However, one of our professionals did talk to engineers about removing the roof on the Atrium. Not going to be an easy task. There are super huge beams in the ceiling that are tied into the main building. Removing them would require very large cranes, vacating the entire building for the extended time needed to remove them and still they do not know if the structural integrity of the building would be compromised.

Perhaps just reinforcing them is a better way to go, or leaving them in place without the glass. Again, hard to know because the City has not done their homework yet.

Susann Kaltwasser said...

Regarding the Mirror Pond there are some great suggestions that people are coming up with to liven up the area. First, it was suggested that we need a 'Friends of Mirror Pond" group that will help to maintain and host activities. I did not know until recently that there is a huge group of model power boat enthusiasts who are looking for places to sail their boats. They would love to have a place close in to use. Now they have to go to Stats Lake in Keizer or even out of town. Not sure the area is big enough for the major rallies they host, but worth looking into.

I learned that one successful restaurant that used to be in the Library moved because it got too popular for the space. They had to move to a bigger place. Nice!

But I think that part of the issue is that the City controls who can use those spaces and they just have not promoted it. Did you know for example that in theory you can rent the Atrium and the Peace Plaza for a small fee?

The restaurant that used to be just off the atrium was used constantly by staff and people who came to meetings at City Hall when it was there. It wasn't fancy, but it was pretty convenient! Not sure why it is no longer used. Staff has to walk a long ways to get a lunch...or worse, get in their cars.

I see a lack of creative thinking and a preference for status quo with our City leadership. There is ample volunteers and entrepenureal energy that is being wasted...along with out money!

Susann Kaltwasser said...

In closing, I want to say that I appreciate your comments on the State Hospital redevelopment. I sure hope that in this process there is more work with the neighbors and the people who are likely to use the space than there was with the Civic Center plans. People who live there are the ones that have the most valuable insights. Too often the Entities think that they know best. But if you do not like a space, even if it is close by, you are not likely to use it.

Thanks for raising these issues up.

Curt said...

Susann is right. I live here and don't use these spaces, even though they are close by. Yes, the NESCA neighbors probably deserve deference and to get what they want.

But just speaking as a Salemite who is desperate for any lively urban space to take refuge from the soul crushing strippy, stroadiness of Salem--the NESCA recommendations are a huge disappointment. They are "highly supportive" of retaining "institutional uses" but "could possibly support a vibrant mix of housing". Park space on D is actually on of the better recommendations. Sounds pretty meh to me.
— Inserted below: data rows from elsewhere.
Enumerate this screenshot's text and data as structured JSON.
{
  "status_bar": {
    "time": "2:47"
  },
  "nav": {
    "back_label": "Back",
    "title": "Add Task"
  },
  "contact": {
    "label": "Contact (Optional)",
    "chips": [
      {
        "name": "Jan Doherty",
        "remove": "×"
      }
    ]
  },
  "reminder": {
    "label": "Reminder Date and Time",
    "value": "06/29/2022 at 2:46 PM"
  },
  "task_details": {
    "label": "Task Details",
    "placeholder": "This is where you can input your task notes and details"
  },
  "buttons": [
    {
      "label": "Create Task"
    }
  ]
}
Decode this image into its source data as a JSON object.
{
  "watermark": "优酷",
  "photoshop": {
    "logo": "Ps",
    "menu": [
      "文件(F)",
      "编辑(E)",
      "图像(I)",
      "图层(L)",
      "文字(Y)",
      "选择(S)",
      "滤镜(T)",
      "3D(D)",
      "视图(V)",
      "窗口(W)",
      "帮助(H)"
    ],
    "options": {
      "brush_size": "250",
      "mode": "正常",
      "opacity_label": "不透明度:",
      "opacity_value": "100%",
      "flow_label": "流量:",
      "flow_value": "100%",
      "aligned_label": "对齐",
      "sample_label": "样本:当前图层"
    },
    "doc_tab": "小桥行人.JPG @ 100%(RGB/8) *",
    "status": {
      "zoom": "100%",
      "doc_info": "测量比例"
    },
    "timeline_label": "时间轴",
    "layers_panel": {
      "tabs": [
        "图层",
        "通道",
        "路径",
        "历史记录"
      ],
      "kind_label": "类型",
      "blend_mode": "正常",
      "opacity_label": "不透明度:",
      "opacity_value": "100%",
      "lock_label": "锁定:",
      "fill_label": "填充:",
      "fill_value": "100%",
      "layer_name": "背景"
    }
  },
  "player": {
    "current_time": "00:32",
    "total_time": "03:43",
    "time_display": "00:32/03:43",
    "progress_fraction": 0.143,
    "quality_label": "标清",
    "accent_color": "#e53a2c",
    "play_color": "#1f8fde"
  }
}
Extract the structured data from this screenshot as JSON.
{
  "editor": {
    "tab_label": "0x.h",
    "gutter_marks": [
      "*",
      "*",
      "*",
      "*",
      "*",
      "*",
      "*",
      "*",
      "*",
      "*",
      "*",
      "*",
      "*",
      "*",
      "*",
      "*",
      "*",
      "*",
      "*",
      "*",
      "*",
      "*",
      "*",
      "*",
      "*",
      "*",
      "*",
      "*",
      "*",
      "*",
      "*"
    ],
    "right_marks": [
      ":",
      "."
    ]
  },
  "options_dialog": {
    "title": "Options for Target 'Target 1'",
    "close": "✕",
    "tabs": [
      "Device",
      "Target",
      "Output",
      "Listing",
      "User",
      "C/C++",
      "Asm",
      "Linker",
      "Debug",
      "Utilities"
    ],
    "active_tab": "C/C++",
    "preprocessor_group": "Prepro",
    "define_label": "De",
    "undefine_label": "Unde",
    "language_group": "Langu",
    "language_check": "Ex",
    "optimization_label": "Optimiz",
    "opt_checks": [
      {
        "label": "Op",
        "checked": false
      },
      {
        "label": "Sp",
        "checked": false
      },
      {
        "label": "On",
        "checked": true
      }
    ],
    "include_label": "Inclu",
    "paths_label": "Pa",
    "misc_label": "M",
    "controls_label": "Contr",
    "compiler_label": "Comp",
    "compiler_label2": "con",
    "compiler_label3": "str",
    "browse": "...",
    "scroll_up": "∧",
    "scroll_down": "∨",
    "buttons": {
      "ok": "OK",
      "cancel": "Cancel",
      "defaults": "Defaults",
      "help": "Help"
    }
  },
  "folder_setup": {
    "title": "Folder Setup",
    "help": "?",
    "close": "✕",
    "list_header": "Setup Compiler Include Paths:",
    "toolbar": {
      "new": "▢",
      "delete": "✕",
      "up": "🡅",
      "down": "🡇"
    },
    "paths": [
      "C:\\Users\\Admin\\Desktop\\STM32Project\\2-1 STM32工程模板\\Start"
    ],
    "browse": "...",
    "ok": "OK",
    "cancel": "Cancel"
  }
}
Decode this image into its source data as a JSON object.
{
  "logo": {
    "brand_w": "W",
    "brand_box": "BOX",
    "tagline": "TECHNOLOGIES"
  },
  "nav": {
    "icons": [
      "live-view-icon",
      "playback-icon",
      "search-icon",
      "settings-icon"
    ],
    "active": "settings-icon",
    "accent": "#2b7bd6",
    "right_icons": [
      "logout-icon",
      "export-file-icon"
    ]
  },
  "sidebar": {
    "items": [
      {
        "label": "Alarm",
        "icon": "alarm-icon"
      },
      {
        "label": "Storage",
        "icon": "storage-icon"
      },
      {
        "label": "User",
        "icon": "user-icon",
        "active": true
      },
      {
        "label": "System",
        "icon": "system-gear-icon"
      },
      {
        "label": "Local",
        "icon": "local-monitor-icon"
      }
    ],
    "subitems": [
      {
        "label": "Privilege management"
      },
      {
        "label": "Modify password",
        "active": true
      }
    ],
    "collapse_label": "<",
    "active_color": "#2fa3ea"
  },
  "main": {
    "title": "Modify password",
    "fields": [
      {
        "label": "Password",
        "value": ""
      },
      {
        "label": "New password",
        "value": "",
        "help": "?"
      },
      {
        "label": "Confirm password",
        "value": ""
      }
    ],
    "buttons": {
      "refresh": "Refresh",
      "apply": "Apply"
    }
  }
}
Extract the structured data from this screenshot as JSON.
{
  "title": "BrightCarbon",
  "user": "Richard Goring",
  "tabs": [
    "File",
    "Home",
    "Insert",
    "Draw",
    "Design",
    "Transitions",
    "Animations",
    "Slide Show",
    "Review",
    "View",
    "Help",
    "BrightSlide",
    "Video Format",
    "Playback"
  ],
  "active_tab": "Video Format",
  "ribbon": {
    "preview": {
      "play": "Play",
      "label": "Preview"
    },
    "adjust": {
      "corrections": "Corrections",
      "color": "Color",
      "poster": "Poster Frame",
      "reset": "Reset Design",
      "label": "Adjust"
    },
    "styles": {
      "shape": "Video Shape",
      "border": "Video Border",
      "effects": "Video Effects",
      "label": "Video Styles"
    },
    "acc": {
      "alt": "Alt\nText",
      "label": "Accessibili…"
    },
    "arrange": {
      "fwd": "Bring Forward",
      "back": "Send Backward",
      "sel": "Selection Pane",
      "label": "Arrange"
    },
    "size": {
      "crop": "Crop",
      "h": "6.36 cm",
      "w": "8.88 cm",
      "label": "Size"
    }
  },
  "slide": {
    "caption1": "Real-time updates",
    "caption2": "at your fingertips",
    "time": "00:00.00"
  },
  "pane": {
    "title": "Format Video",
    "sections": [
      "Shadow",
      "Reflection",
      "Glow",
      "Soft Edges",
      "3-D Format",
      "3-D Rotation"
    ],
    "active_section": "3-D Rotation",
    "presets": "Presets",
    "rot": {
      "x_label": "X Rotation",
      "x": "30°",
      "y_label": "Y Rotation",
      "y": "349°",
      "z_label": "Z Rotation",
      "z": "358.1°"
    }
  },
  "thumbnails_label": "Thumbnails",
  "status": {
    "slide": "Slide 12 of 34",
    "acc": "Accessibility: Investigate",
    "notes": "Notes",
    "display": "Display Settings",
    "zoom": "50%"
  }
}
Oh well. There's always McMinnville.

Salem Breakfast on Bikes said...

updated with tweet on nutria at Mirror Pond!